---------- DATA UNDER STUDY

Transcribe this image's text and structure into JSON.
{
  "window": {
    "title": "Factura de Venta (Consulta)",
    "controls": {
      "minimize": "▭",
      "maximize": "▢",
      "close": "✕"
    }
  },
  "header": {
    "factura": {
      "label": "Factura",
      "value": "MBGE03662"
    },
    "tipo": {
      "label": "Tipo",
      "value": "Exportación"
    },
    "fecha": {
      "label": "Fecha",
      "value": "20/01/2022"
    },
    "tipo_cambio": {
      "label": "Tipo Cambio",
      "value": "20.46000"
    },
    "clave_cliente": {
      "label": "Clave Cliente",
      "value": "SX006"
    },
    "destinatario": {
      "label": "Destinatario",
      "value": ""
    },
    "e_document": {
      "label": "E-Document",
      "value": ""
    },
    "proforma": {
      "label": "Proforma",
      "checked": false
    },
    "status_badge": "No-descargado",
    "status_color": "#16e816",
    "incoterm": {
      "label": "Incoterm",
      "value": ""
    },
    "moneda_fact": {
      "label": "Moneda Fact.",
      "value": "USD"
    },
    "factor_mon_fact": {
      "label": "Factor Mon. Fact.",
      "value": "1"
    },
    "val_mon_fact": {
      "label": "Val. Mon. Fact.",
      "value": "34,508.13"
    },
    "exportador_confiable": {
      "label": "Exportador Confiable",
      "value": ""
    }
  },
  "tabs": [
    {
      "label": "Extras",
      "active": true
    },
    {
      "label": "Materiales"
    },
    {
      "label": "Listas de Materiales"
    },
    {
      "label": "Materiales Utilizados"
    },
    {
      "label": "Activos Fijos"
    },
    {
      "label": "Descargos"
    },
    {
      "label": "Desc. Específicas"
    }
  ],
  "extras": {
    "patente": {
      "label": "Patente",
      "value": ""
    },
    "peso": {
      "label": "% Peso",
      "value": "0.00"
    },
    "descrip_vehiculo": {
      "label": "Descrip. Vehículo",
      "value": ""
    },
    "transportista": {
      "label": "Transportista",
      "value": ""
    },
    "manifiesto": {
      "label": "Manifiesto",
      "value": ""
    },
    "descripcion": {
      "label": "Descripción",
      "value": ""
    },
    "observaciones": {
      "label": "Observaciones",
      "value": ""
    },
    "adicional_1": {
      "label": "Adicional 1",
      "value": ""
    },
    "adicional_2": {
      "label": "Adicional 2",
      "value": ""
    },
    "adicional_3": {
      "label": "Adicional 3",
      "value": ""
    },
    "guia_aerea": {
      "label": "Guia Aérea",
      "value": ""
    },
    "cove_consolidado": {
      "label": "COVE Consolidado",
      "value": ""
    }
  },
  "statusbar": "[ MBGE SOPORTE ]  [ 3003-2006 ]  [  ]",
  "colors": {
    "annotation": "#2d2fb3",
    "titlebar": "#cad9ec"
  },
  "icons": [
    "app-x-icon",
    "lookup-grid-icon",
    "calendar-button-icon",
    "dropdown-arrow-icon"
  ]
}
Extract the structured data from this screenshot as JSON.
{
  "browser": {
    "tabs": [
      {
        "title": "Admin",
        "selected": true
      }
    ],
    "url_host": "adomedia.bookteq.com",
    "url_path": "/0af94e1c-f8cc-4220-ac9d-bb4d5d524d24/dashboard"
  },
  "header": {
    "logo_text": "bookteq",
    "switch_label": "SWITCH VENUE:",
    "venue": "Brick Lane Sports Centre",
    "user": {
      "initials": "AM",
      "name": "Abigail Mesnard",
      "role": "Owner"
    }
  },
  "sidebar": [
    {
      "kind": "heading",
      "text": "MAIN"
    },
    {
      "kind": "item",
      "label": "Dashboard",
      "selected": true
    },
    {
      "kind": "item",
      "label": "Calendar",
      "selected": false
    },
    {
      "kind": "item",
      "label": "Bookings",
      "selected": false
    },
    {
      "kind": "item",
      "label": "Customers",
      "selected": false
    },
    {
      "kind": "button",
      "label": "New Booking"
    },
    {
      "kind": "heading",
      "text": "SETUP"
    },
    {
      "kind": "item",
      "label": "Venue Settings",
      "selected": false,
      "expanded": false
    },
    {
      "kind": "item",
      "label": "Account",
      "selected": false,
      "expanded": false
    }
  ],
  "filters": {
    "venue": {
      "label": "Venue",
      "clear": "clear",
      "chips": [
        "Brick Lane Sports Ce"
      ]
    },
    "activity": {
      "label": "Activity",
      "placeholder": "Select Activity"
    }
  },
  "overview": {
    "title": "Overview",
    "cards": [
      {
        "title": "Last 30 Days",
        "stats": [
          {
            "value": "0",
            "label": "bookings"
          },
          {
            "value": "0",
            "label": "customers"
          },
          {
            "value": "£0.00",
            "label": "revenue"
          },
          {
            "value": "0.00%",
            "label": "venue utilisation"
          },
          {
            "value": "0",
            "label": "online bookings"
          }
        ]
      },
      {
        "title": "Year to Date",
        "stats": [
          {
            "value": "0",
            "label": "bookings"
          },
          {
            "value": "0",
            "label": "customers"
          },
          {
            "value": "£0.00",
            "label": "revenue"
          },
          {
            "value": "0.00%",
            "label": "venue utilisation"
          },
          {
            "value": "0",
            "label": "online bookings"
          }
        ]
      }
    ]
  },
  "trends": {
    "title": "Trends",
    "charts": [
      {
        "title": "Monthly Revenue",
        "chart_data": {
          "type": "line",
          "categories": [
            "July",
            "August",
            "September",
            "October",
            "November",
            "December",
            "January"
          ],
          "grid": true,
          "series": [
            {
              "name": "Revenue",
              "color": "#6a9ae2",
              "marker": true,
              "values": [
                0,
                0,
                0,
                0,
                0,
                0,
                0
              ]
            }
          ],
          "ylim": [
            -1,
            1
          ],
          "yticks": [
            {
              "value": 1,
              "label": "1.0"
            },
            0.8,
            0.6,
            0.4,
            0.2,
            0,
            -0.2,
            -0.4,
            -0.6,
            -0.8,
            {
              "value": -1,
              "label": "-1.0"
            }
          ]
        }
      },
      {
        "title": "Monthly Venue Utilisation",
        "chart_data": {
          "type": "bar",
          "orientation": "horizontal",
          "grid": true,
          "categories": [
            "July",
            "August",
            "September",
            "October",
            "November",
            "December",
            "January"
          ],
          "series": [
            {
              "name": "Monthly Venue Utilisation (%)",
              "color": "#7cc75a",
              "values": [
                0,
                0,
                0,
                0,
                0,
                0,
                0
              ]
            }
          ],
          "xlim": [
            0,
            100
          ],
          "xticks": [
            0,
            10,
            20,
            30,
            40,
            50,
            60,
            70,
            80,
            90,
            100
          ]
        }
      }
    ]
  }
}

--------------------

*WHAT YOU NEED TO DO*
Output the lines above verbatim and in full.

*REPLY*
Transcribe this image's text and structure into JSON.
{
  "window": {
    "title": "Factura de Venta (Consulta)",
    "controls": {
      "minimize": "▭",
      "maximize": "▢",
      "close": "✕"
    }
  },
  "header": {
    "factura": {
      "label": "Factura",
      "value": "MBGE03662"
    },
    "tipo": {
      "label": "Tipo",
      "value": "Exportación"
    },
    "fecha": {
      "label": "Fecha",
      "value": "20/01/2022"
    },
    "tipo_cambio": {
      "label": "Tipo Cambio",
      "value": "20.46000"
    },
    "clave_cliente": {
      "label": "Clave Cliente",
      "value": "SX006"
    },
    "destinatario": {
      "label": "Destinatario",
      "value": ""
    },
    "e_document": {
      "label": "E-Document",
      "value": ""
    },
    "proforma": {
      "label": "Proforma",
      "checked": false
    },
    "status_badge": "No-descargado",
    "status_color": "#16e816",
    "incoterm": {
      "label": "Incoterm",
      "value": ""
    },
    "moneda_fact": {
      "label": "Moneda Fact.",
      "value": "USD"
    },
    "factor_mon_fact": {
      "label": "Factor Mon. Fact.",
      "value": "1"
    },
    "val_mon_fact": {
      "label": "Val. Mon. Fact.",
      "value": "34,508.13"
    },
    "exportador_confiable": {
      "label": "Exportador Confiable",
      "value": ""
    }
  },
  "tabs": [
    {
      "label": "Extras",
      "active": true
    },
    {
      "label": "Materiales"
    },
    {
      "label": "Listas de Materiales"
    },
    {
      "label": "Materiales Utilizados"
    },
    {
      "label": "Activos Fijos"
    },
    {
      "label": "Descargos"
    },
    {
      "label": "Desc. Específicas"
    }
  ],
  "extras": {
    "patente": {
      "label": "Patente",
      "value": ""
    },
    "peso": {
      "label": "% Peso",
      "value": "0.00"
    },
    "descrip_vehiculo": {
      "label": "Descrip. Vehículo",
      "value": ""
    },
    "transportista": {
      "label": "Transportista",
      "value": ""
    },
    "manifiesto": {
      "label": "Manifiesto",
      "value": ""
    },
    "descripcion": {
      "label": "Descripción",
      "value": ""
    },
    "observaciones": {
      "label": "Observaciones",
      "value": ""
    },
    "adicional_1": {
      "label": "Adicional 1",
      "value": ""
    },
    "adicional_2": {
      "label": "Adicional 2",
      "value": ""
    },
    "adicional_3": {
      "label": "Adicional 3",
      "value": ""
    },
    "guia_aerea": {
      "label": "Guia Aérea",
      "value": ""
    },
    "cove_consolidado": {
      "label": "COVE Consolidado",
      "value": ""
    }
  },
  "statusbar": "[ MBGE SOPORTE ]  [ 3003-2006 ]  [  ]",
  "colors": {
    "annotation": "#2d2fb3",
    "titlebar": "#cad9ec"
  },
  "icons": [
    "app-x-icon",
    "lookup-grid-icon",
    "calendar-button-icon",
    "dropdown-arrow-icon"
  ]
}
Extract the structured data from this screenshot as JSON.
{
  "browser": {
    "tabs": [
      {
        "title": "Admin",
        "selected": true
      }
    ],
    "url_host": "adomedia.bookteq.com",
    "url_path": "/0af94e1c-f8cc-4220-ac9d-bb4d5d524d24/dashboard"
  },
  "header": {
    "logo_text": "bookteq",
    "switch_label": "SWITCH VENUE:",
    "venue": "Brick Lane Sports Centre",
    "user": {
      "initials": "AM",
      "name": "Abigail Mesnard",
      "role": "Owner"
    }
  },
  "sidebar": [
    {
      "kind": "heading",
      "text": "MAIN"
    },
    {
      "kind": "item",
      "label": "Dashboard",
      "selected": true
    },
    {
      "kind": "item",
      "label": "Calendar",
      "selected": false
    },
    {
      "kind": "item",
      "label": "Bookings",
      "selected": false
    },
    {
      "kind": "item",
      "label": "Customers",
      "selected": false
    },
    {
      "kind": "button",
      "label": "New Booking"
    },
    {
      "kind": "heading",
      "text": "SETUP"
    },
    {
      "kind": "item",
      "label": "Venue Settings",
      "selected": false,
      "expanded": false
    },
    {
      "kind": "item",
      "label": "Account",
      "selected": false,
      "expanded": false
    }
  ],
  "filters": {
    "venue": {
      "label": "Venue",
      "clear": "clear",
      "chips": [
        "Brick Lane Sports Ce"
      ]
    },
    "activity": {
      "label": "Activity",
      "placeholder": "Select Activity"
    }
  },
  "overview": {
    "title": "Overview",
    "cards": [
      {
        "title": "Last 30 Days",
        "stats": [
          {
            "value": "0",
            "label": "bookings"
          },
          {
            "value": "0",
            "label": "customers"
          },
          {
            "value": "£0.00",
            "label": "revenue"
          },
          {
            "value": "0.00%",
            "label": "venue utilisation"
          },
          {
            "value": "0",
            "label": "online bookings"
          }
        ]
      },
      {
        "title": "Year to Date",
        "stats": [
          {
            "value": "0",
            "label": "bookings"
          },
          {
            "value": "0",
            "label": "customers"
          },
          {
            "value": "£0.00",
            "label": "revenue"
          },
          {
            "value": "0.00%",
            "label": "venue utilisation"
          },
          {
            "value": "0",
            "label": "online bookings"
          }
        ]
      }
    ]
  },
  "trends": {
    "title": "Trends",
    "charts": [
      {
        "title": "Monthly Revenue",
        "chart_data": {
          "type": "line",
          "categories": [
            "July",
            "August",
            "September",
            "October",
            "November",
            "December",
            "January"
          ],
          "grid": true,
          "series": [
            {
              "name": "Revenue",
              "color": "#6a9ae2",
              "marker": true,
              "values": [
                0,
                0,
                0,
                0,
                0,
                0,
                0
              ]
            }
          ],
          "ylim": [
            -1,
            1
          ],
          "yticks": [
            {
              "value": 1,
              "label": "1.0"
            },
            0.8,
            0.6,
            0.4,
            0.2,
            0,
            -0.2,
            -0.4,
            -0.6,
            -0.8,
            {
              "value": -1,
              "label": "-1.0"
            }
          ]
        }
      },
      {
        "title": "Monthly Venue Utilisation",
        "chart_data": {
          "type": "bar",
          "orientation": "horizontal",
          "grid": true,
          "categories": [
            "July",
            "August",
            "September",
            "October",
            "November",
            "December",
            "January"
          ],
          "series": [
            {
              "name": "Monthly Venue Utilisation (%)",
              "color": "#7cc75a",
              "values": [
                0,
                0,
                0,
                0,
                0,
                0,
                0
              ]
            }
          ],
          "xlim": [
            0,
            100
          ],
          "xticks": [
            0,
            10,
            20,
            30,
            40,
            50,
            60,
            70,
            80,
            90,
            100
          ]
        }
      }
    ]
  }
}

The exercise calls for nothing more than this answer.